Dataset rows describing interfaces
□ □ □

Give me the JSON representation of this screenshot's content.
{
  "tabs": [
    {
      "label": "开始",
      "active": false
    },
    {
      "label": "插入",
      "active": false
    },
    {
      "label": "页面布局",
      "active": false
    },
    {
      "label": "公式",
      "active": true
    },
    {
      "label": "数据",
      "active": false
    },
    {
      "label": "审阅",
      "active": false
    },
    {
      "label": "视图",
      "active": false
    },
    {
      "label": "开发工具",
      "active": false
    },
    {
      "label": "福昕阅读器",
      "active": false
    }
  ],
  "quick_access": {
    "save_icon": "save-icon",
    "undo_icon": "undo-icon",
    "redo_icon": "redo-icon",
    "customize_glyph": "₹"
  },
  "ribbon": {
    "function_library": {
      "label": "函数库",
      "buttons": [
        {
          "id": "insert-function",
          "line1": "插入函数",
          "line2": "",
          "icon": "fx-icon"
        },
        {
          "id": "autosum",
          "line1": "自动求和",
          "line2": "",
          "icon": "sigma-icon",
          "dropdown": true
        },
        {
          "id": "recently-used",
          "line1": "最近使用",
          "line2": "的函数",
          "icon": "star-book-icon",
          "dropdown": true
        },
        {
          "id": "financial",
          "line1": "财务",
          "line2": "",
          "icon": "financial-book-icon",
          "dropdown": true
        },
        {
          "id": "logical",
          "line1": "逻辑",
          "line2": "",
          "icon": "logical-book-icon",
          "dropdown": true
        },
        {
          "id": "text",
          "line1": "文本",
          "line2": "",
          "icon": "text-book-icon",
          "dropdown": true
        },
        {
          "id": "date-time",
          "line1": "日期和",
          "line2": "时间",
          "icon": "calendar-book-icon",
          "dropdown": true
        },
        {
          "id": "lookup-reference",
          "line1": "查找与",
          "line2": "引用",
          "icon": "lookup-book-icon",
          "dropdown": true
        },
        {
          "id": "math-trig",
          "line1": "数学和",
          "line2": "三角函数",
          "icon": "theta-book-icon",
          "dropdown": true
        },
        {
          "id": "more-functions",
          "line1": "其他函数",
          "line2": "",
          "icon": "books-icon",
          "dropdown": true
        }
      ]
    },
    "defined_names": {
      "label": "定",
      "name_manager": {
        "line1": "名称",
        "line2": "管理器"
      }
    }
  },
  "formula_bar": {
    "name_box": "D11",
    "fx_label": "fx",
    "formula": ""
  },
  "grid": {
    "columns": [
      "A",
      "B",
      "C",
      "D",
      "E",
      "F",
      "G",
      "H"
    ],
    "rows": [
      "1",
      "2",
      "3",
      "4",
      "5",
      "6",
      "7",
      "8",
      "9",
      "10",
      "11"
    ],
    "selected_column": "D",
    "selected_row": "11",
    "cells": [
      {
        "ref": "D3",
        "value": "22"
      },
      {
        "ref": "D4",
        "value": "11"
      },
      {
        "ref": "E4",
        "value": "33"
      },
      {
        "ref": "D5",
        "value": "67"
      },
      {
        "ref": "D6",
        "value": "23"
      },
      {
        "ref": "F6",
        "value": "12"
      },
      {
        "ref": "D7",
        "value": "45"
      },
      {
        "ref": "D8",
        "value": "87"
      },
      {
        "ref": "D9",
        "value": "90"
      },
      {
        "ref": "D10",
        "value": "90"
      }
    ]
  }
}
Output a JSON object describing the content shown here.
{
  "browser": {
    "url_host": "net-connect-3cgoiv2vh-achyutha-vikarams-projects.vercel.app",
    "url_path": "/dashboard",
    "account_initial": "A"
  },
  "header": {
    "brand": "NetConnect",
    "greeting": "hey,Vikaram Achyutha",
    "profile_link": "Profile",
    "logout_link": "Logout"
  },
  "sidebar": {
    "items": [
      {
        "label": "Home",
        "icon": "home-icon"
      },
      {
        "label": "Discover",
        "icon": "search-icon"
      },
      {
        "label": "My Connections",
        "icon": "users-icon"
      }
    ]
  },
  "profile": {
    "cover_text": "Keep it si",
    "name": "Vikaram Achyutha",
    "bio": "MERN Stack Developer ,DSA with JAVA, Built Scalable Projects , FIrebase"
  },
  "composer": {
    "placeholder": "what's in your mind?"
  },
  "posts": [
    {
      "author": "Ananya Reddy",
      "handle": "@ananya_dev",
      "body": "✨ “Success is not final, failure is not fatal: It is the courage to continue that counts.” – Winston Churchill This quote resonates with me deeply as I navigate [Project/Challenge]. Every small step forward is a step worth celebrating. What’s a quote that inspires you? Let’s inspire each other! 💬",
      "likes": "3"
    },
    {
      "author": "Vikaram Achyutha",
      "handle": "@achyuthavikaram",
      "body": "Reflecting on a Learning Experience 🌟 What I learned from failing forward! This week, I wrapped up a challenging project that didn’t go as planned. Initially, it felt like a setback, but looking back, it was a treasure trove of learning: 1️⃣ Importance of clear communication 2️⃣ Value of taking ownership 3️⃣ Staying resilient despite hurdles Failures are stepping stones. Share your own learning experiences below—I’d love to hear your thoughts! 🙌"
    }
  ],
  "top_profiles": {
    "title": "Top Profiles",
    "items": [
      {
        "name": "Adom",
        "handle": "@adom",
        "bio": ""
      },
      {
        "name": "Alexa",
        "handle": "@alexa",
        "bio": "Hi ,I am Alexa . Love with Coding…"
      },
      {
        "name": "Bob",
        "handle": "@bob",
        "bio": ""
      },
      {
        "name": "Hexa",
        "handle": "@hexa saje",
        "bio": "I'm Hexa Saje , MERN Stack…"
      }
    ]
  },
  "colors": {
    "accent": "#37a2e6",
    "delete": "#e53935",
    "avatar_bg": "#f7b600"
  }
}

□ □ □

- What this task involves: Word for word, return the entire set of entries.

- Exercise result:
Give me the JSON representation of this screenshot's content.
{
  "tabs": [
    {
      "label": "开始",
      "active": false
    },
    {
      "label": "插入",
      "active": false
    },
    {
      "label": "页面布局",
      "active": false
    },
    {
      "label": "公式",
      "active": true
    },
    {
      "label": "数据",
      "active": false
    },
    {
      "label": "审阅",
      "active": false
    },
    {
      "label": "视图",
      "active": false
    },
    {
      "label": "开发工具",
      "active": false
    },
    {
      "label": "福昕阅读器",
      "active": false
    }
  ],
  "quick_access": {
    "save_icon": "save-icon",
    "undo_icon": "undo-icon",
    "redo_icon": "redo-icon",
    "customize_glyph": "₹"
  },
  "ribbon": {
    "function_library": {
      "label": "函数库",
      "buttons": [
        {
          "id": "insert-function",
          "line1": "插入函数",
          "line2": "",
          "icon": "fx-icon"
        },
        {
          "id": "autosum",
          "line1": "自动求和",
          "line2": "",
          "icon": "sigma-icon",
          "dropdown": true
        },
        {
          "id": "recently-used",
          "line1": "最近使用",
          "line2": "的函数",
          "icon": "star-book-icon",
          "dropdown": true
        },
        {
          "id": "financial",
          "line1": "财务",
          "line2": "",
          "icon": "financial-book-icon",
          "dropdown": true
        },
        {
          "id": "logical",
          "line1": "逻辑",
          "line2": "",
          "icon": "logical-book-icon",
          "dropdown": true
        },
        {
          "id": "text",
          "line1": "文本",
          "line2": "",
          "icon": "text-book-icon",
          "dropdown": true
        },
        {
          "id": "date-time",
          "line1": "日期和",
          "line2": "时间",
          "icon": "calendar-book-icon",
          "dropdown": true
        },
        {
          "id": "lookup-reference",
          "line1": "查找与",
          "line2": "引用",
          "icon": "lookup-book-icon",
          "dropdown": true
        },
        {
          "id": "math-trig",
          "line1": "数学和",
          "line2": "三角函数",
          "icon": "theta-book-icon",
          "dropdown": true
        },
        {
          "id": "more-functions",
          "line1": "其他函数",
          "line2": "",
          "icon": "books-icon",
          "dropdown": true
        }
      ]
    },
    "defined_names": {
      "label": "定",
      "name_manager": {
        "line1": "名称",
        "line2": "管理器"
      }
    }
  },
  "formula_bar": {
    "name_box": "D11",
    "fx_label": "fx",
    "formula": ""
  },
  "grid": {
    "columns": [
      "A",
      "B",
      "C",
      "D",
      "E",
      "F",
      "G",
      "H"
    ],
    "rows": [
      "1",
      "2",
      "3",
      "4",
      "5",
      "6",
      "7",
      "8",
      "9",
      "10",
      "11"
    ],
    "selected_column": "D",
    "selected_row": "11",
    "cells": [
      {
        "ref": "D3",
        "value": "22"
      },
      {
        "ref": "D4",
        "value": "11"
      },
      {
        "ref": "E4",
        "value": "33"
      },
      {
        "ref": "D5",
        "value": "67"
      },
      {
        "ref": "D6",
        "value": "23"
      },
      {
        "ref": "F6",
        "value": "12"
      },
      {
        "ref": "D7",
        "value": "45"
      },
      {
        "ref": "D8",
        "value": "87"
      },
      {
        "ref": "D9",
        "value": "90"
      },
      {
        "ref": "D10",
        "value": "90"
      }
    ]
  }
}
Output a JSON object describing the content shown here.
{
  "browser": {
    "url_host": "net-connect-3cgoiv2vh-achyutha-vikarams-projects.vercel.app",
    "url_path": "/dashboard",
    "account_initial": "A"
  },
  "header": {
    "brand": "NetConnect",
    "greeting": "hey,Vikaram Achyutha",
    "profile_link": "Profile",
    "logout_link": "Logout"
  },
  "sidebar": {
    "items": [
      {
        "label": "Home",
        "icon": "home-icon"
      },
      {
        "label": "Discover",
        "icon": "search-icon"
      },
      {
        "label": "My Connections",
        "icon": "users-icon"
      }
    ]
  },
  "profile": {
    "cover_text": "Keep it si",
    "name": "Vikaram Achyutha",
    "bio": "MERN Stack Developer ,DSA with JAVA, Built Scalable Projects , FIrebase"
  },
  "composer": {
    "placeholder": "what's in your mind?"
  },
  "posts": [
    {
      "author": "Ananya Reddy",
      "handle": "@ananya_dev",
      "body": "✨ “Success is not final, failure is not fatal: It is the courage to continue that counts.” – Winston Churchill This quote resonates with me deeply as I navigate [Project/Challenge]. Every small step forward is a step worth celebrating. What’s a quote that inspires you? Let’s inspire each other! 💬",
      "likes": "3"
    },
    {
      "author": "Vikaram Achyutha",
      "handle": "@achyuthavikaram",
      "body": "Reflecting on a Learning Experience 🌟 What I learned from failing forward! This week, I wrapped up a challenging project that didn’t go as planned. Initially, it felt like a setback, but looking back, it was a treasure trove of learning: 1️⃣ Importance of clear communication 2️⃣ Value of taking ownership 3️⃣ Staying resilient despite hurdles Failures are stepping stones. Share your own learning experiences below—I’d love to hear your thoughts! 🙌"
    }
  ],
  "top_profiles": {
    "title": "Top Profiles",
    "items": [
      {
        "name": "Adom",
        "handle": "@adom",
        "bio": ""
      },
      {
        "name": "Alexa",
        "handle": "@alexa",
        "bio": "Hi ,I am Alexa . Love with Coding…"
      },
      {
        "name": "Bob",
        "handle": "@bob",
        "bio": ""
      },
      {
        "name": "Hexa",
        "handle": "@hexa saje",
        "bio": "I'm Hexa Saje , MERN Stack…"
      }
    ]
  },
  "colors": {
    "accent": "#37a2e6",
    "delete": "#e53935",
    "avatar_bg": "#f7b600"
  }
}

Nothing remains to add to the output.